**Instructions to follow**
With nothing added and nothing dropped, write out all of the entries below.

**Material provided**

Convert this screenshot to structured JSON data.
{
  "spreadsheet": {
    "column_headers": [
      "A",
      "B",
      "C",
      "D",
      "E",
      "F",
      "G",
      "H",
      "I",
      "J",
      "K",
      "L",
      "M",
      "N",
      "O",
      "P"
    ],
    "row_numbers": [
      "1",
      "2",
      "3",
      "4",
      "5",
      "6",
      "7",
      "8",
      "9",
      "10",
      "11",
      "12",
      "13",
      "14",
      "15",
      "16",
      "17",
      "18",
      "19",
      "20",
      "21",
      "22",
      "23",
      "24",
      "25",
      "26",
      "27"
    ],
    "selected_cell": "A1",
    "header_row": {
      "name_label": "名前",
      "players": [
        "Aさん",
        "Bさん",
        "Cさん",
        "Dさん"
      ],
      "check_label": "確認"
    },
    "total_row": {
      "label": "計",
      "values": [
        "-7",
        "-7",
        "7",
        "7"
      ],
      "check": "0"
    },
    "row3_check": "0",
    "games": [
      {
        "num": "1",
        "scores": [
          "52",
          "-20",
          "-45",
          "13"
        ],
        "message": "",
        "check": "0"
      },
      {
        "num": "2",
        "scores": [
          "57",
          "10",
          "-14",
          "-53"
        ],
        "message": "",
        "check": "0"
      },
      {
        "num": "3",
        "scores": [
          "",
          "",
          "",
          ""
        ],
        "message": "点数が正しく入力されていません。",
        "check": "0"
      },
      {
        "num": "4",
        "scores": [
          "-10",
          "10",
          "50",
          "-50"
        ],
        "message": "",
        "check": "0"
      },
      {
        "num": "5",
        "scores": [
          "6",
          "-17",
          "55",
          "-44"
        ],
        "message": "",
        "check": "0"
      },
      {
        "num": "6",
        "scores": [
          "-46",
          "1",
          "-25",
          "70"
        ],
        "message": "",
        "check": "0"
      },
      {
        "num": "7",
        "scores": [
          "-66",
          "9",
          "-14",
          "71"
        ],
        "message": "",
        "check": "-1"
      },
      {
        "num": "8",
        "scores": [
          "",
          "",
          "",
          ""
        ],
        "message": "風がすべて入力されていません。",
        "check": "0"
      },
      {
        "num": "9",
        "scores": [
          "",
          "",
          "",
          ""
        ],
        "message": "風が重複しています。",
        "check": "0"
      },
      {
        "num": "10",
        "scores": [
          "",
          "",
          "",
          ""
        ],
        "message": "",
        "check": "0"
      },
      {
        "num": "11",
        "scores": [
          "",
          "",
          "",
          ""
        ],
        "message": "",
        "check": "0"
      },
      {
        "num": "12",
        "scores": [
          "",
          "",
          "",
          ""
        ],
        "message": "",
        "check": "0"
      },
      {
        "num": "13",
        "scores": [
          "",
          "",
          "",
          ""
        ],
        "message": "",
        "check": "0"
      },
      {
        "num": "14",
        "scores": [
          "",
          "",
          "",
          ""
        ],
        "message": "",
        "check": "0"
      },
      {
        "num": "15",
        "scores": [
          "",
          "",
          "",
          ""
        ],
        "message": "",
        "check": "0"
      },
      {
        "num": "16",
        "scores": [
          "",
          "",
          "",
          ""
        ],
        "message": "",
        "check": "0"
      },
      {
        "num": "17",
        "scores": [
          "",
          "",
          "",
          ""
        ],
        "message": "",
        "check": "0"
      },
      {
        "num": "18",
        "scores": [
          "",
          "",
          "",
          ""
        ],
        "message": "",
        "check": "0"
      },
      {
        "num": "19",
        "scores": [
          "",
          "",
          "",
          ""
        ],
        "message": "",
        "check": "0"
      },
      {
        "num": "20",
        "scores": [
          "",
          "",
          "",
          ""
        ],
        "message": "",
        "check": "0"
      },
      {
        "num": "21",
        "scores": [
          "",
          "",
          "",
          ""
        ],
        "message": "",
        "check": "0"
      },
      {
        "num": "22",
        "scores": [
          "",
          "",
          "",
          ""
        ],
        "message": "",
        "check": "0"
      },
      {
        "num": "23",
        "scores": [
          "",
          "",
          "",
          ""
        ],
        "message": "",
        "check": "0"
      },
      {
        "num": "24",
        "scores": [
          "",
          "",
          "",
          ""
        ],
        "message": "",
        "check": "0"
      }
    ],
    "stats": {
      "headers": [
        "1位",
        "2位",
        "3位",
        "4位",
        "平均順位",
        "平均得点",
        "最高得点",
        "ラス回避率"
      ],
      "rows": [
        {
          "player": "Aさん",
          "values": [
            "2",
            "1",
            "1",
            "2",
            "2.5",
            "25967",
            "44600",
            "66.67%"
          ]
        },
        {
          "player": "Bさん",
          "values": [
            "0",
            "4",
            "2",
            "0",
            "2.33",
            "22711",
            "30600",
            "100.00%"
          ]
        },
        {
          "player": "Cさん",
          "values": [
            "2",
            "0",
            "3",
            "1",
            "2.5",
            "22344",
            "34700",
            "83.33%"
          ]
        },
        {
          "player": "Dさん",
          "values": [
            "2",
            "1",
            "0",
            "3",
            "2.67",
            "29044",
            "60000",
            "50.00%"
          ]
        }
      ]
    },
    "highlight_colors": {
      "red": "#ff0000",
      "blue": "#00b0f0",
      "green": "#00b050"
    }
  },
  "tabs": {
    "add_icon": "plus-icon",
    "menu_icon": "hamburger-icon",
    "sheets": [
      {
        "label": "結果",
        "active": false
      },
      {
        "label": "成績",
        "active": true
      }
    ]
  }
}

**Reply to the task**
Convert this screenshot to structured JSON data.
{
  "spreadsheet": {
    "column_headers": [
      "A",
      "B",
      "C",
      "D",
      "E",
      "F",
      "G",
      "H",
      "I",
      "J",
      "K",
      "L",
      "M",
      "N",
      "O",
      "P"
    ],
    "row_numbers": [
      "1",
      "2",
      "3",
      "4",
      "5",
      "6",
      "7",
      "8",
      "9",
      "10",
      "11",
      "12",
      "13",
      "14",
      "15",
      "16",
      "17",
      "18",
      "19",
      "20",
      "21",
      "22",
      "23",
      "24",
      "25",
      "26",
      "27"
    ],
    "selected_cell": "A1",
    "header_row": {
      "name_label": "名前",
      "players": [
        "Aさん",
        "Bさん",
        "Cさん",
        "Dさん"
      ],
      "check_label": "確認"
    },
    "total_row": {
      "label": "計",
      "values": [
        "-7",
        "-7",
        "7",
        "7"
      ],
      "check": "0"
    },
    "row3_check": "0",
    "games": [
      {
        "num": "1",
        "scores": [
          "52",
          "-20",
          "-45",
          "13"
        ],
        "message": "",
        "check": "0"
      },
      {
        "num": "2",
        "scores": [
          "57",
          "10",
          "-14",
          "-53"
        ],
        "message": "",
        "check": "0"
      },
      {
        "num": "3",
        "scores": [
          "",
          "",
          "",
          ""
        ],
        "message": "点数が正しく入力されていません。",
        "check": "0"
      },
      {
        "num": "4",
        "scores": [
          "-10",
          "10",
          "50",
          "-50"
        ],
        "message": "",
        "check": "0"
      },
      {
        "num": "5",
        "scores": [
          "6",
          "-17",
          "55",
          "-44"
        ],
        "message": "",
        "check": "0"
      },
      {
        "num": "6",
        "scores": [
          "-46",
          "1",
          "-25",
          "70"
        ],
        "message": "",
        "check": "0"
      },
      {
        "num": "7",
        "scores": [
          "-66",
          "9",
          "-14",
          "71"
        ],
        "message": "",
        "check": "-1"
      },
      {
        "num": "8",
        "scores": [
          "",
          "",
          "",
          ""
        ],
        "message": "風がすべて入力されていません。",
        "check": "0"
      },
      {
        "num": "9",
        "scores": [
          "",
          "",
          "",
          ""
        ],
        "message": "風が重複しています。",
        "check": "0"
      },
      {
        "num": "10",
        "scores": [
          "",
          "",
          "",
          ""
        ],
        "message": "",
        "check": "0"
      },
      {
        "num": "11",
        "scores": [
          "",
          "",
          "",
          ""
        ],
        "message": "",
        "check": "0"
      },
      {
        "num": "12",
        "scores": [
          "",
          "",
          "",
          ""
        ],
        "message": "",
        "check": "0"
      },
      {
        "num": "13",
        "scores": [
          "",
          "",
          "",
          ""
        ],
        "message": "",
        "check": "0"
      },
      {
        "num": "14",
        "scores": [
          "",
          "",
          "",
          ""
        ],
        "message": "",
        "check": "0"
      },
      {
        "num": "15",
        "scores": [
          "",
          "",
          "",
          ""
        ],
        "message": "",
        "check": "0"
      },
      {
        "num": "16",
        "scores": [
          "",
          "",
          "",
          ""
        ],
        "message": "",
        "check": "0"
      },
      {
        "num": "17",
        "scores": [
          "",
          "",
          "",
          ""
        ],
        "message": "",
        "check": "0"
      },
      {
        "num": "18",
        "scores": [
          "",
          "",
          "",
          ""
        ],
        "message": "",
        "check": "0"
      },
      {
        "num": "19",
        "scores": [
          "",
          "",
          "",
          ""
        ],
        "message": "",
        "check": "0"
      },
      {
        "num": "20",
        "scores": [
          "",
          "",
          "",
          ""
        ],
        "message": "",
        "check": "0"
      },
      {
        "num": "21",
        "scores": [
          "",
          "",
          "",
          ""
        ],
        "message": "",
        "check": "0"
      },
      {
        "num": "22",
        "scores": [
          "",
          "",
          "",
          ""
        ],
        "message": "",
        "check": "0"
      },
      {
        "num": "23",
        "scores": [
          "",
          "",
          "",
          ""
        ],
        "message": "",
        "check": "0"
      },
      {
        "num": "24",
        "scores": [
          "",
          "",
          "",
          ""
        ],
        "message": "",
        "check": "0"
      }
    ],
    "stats": {
      "headers": [
        "1位",
        "2位",
        "3位",
        "4位",
        "平均順位",
        "平均得点",
        "最高得点",
        "ラス回避率"
      ],
      "rows": [
        {
          "player": "Aさん",
          "values": [
            "2",
            "1",
            "1",
            "2",
            "2.5",
            "25967",
            "44600",
            "66.67%"
          ]
        },
        {
          "player": "Bさん",
          "values": [
            "0",
            "4",
            "2",
            "0",
            "2.33",
            "22711",
            "30600",
            "100.00%"
          ]
        },
        {
          "player": "Cさん",
          "values": [
            "2",
            "0",
            "3",
            "1",
            "2.5",
            "22344",
            "34700",
            "83.33%"
          ]
        },
        {
          "player": "Dさん",
          "values": [
            "2",
            "1",
            "0",
            "3",
            "2.67",
            "29044",
            "60000",
            "50.00%"
          ]
        }
      ]
    },
    "highlight_colors": {
      "red": "#ff0000",
      "blue": "#00b0f0",
      "green": "#00b050"
    }
  },
  "tabs": {
    "add_icon": "plus-icon",
    "menu_icon": "hamburger-icon",
    "sheets": [
      {
        "label": "結果",
        "active": false
      },
      {
        "label": "成績",
        "active": true
      }
    ]
  }
}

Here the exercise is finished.